Source records:
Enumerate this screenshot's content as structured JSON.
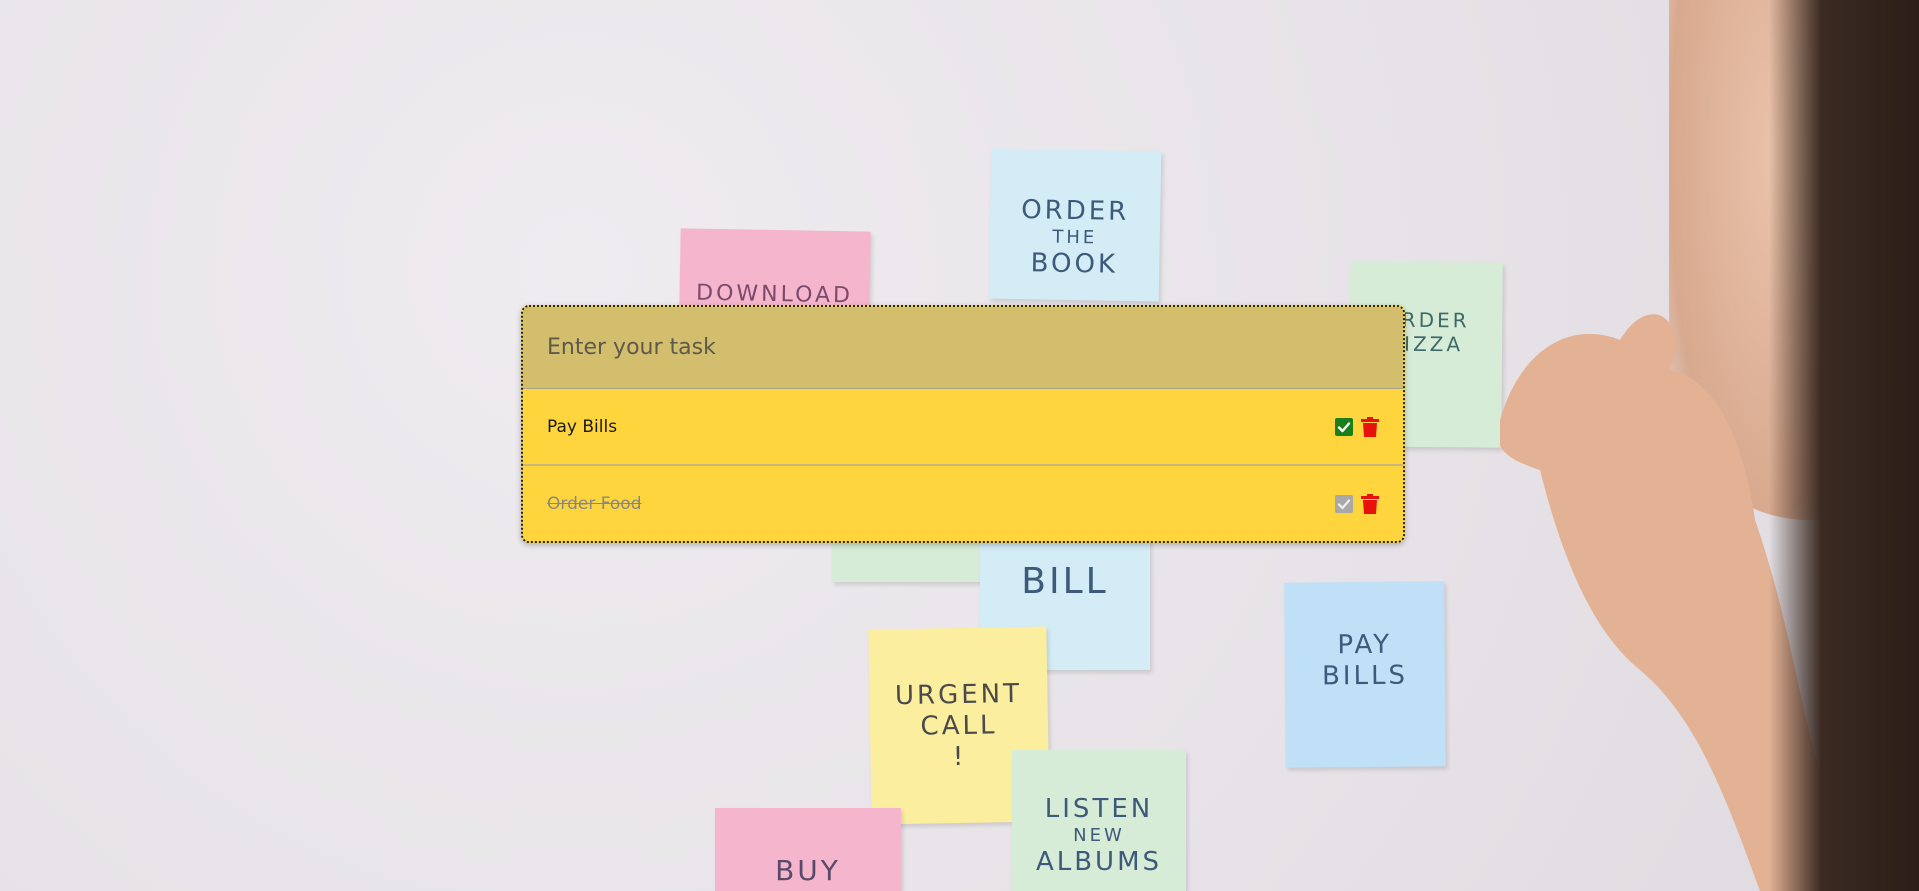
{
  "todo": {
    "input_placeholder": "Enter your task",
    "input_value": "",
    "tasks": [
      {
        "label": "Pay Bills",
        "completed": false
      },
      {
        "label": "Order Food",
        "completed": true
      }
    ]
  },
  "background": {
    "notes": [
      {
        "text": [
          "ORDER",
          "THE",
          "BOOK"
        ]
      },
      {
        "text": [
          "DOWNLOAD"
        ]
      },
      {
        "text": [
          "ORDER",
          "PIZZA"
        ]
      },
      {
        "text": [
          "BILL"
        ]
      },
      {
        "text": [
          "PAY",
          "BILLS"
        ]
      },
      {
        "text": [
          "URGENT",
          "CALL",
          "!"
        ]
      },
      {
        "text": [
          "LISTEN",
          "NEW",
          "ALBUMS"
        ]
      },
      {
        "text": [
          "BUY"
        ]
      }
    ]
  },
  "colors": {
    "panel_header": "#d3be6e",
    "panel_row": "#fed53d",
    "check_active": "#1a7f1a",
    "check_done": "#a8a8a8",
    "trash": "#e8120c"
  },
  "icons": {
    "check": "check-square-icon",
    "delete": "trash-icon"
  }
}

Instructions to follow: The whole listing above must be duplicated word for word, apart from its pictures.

Your response:
Enumerate this screenshot's content as structured JSON.
{
  "todo": {
    "input_placeholder": "Enter your task",
    "input_value": "",
    "tasks": [
      {
        "label": "Pay Bills",
        "completed": false
      },
      {
        "label": "Order Food",
        "completed": true
      }
    ]
  },
  "background": {
    "notes": [
      {
        "text": [
          "ORDER",
          "THE",
          "BOOK"
        ]
      },
      {
        "text": [
          "DOWNLOAD"
        ]
      },
      {
        "text": [
          "ORDER",
          "PIZZA"
        ]
      },
      {
        "text": [
          "BILL"
        ]
      },
      {
        "text": [
          "PAY",
          "BILLS"
        ]
      },
      {
        "text": [
          "URGENT",
          "CALL",
          "!"
        ]
      },
      {
        "text": [
          "LISTEN",
          "NEW",
          "ALBUMS"
        ]
      },
      {
        "text": [
          "BUY"
        ]
      }
    ]
  },
  "colors": {
    "panel_header": "#d3be6e",
    "panel_row": "#fed53d",
    "check_active": "#1a7f1a",
    "check_done": "#a8a8a8",
    "trash": "#e8120c"
  },
  "icons": {
    "check": "check-square-icon",
    "delete": "trash-icon"
  }
}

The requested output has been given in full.